Late January in Scotland means Burns’ night. From a catering point of view, this means haggis, neeps, tatties and whisky. For those who don’t know, ‘neeps’ is the Scots term for swede – the large turnip-like vegetable that goes orange when cooked. This year, we hosted a Burns’ night supper for a few friends, but overdid it a bit with the quantity of food. I can confirm that leftover haggis is delicious in a sandwich, making a filling and decadent lunch. But what do you do with an entire (leftover, uncooked) swede?
I always thought I disliked neeps, but have recently realised that it is the perfect partner for haggis. I love haggis – it is hearty, rich and heavily spiced – and the sweetness of mashed neeps provides the perfect counterpoint. When eaten on the same fork, they balance each other out beautifully. Rather than buying yet more haggis to eat with the leftover swede, I decided to turn it into a slightly spicy soup. This is essentially a variation on leek and potato soup, but the substitution of neeps for potatoes produces a bowlful of custard-coloured, creamy, spicy goodness. Perfect for lunch on a chilly Saturday.
One swede – approx 500g
Leeks – one large or two small
Vegetable or chicken stock – 1500ml
Chilli flakes – ¼ tsp, or to taste
Double cream – a couple of tablespoons
Slice the leeks and wash them in a colander. Place in a large pan.
Peel the swede carefully using a large knife – a vegetable peeler isn’t quite strong enough for the job. Chop into smallish chunks (approx 2cm dice) and add to the pan.
Add the stock to the pan with the chilli flakes, stir and bring to the boil. Cover, and allow to simmer for about 30 minutes, until the swede is tender.

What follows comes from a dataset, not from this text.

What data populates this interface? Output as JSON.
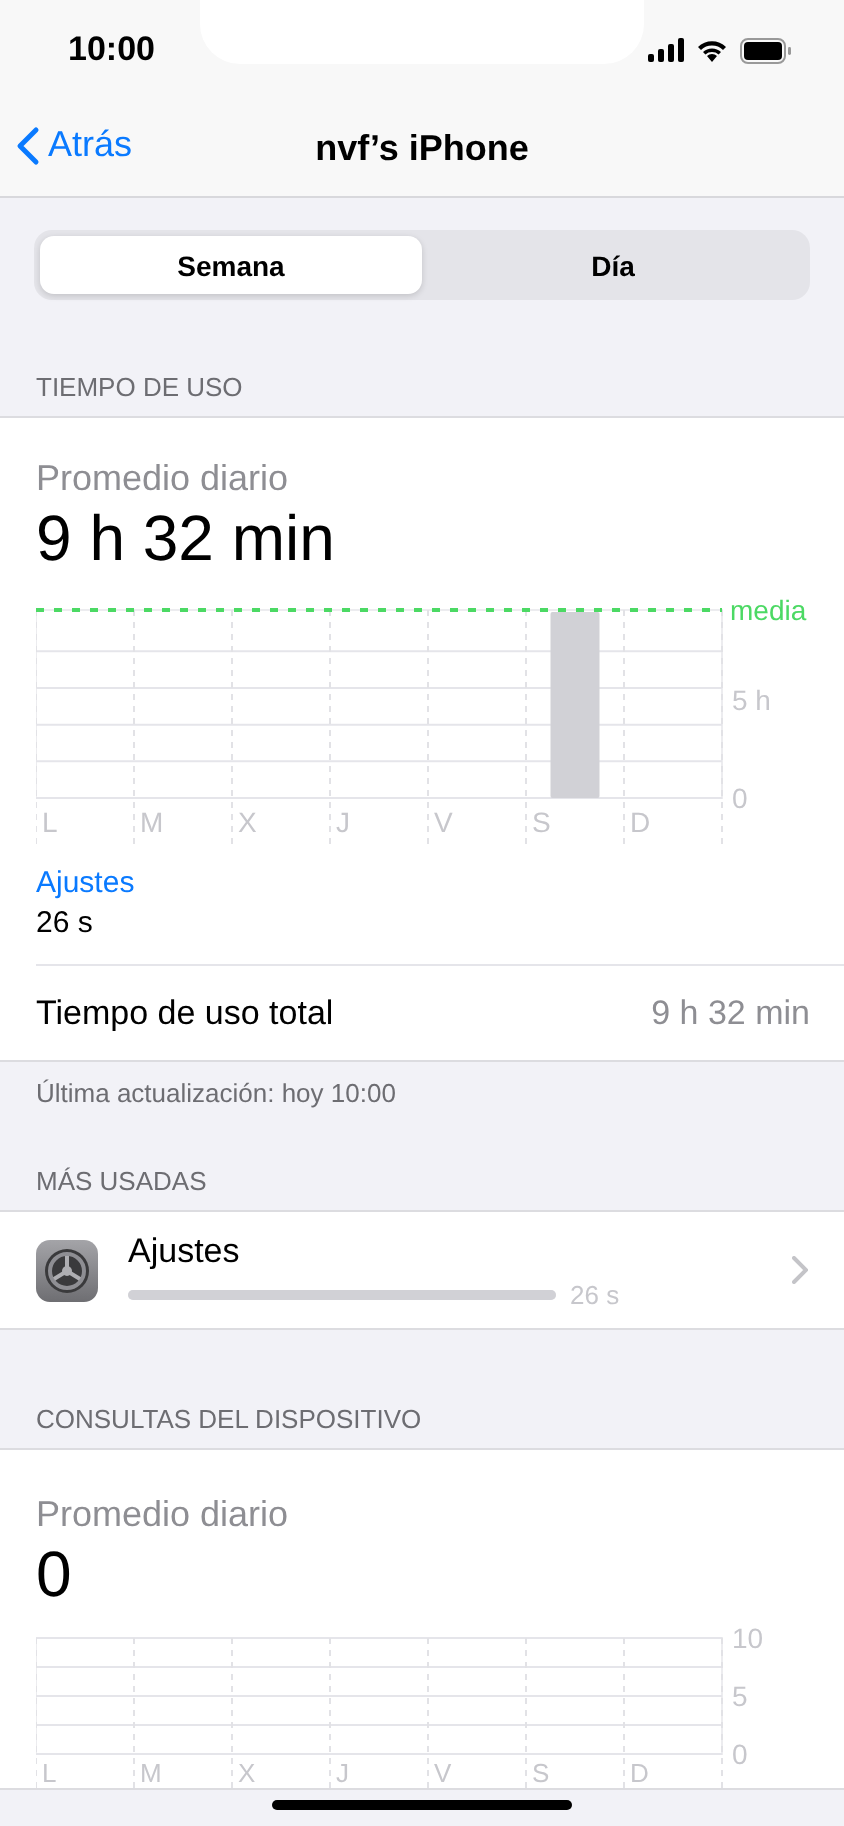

Blend the soup. You will probably need to do this in two batches. Return to the pan, add the cream, reheat gently and serve.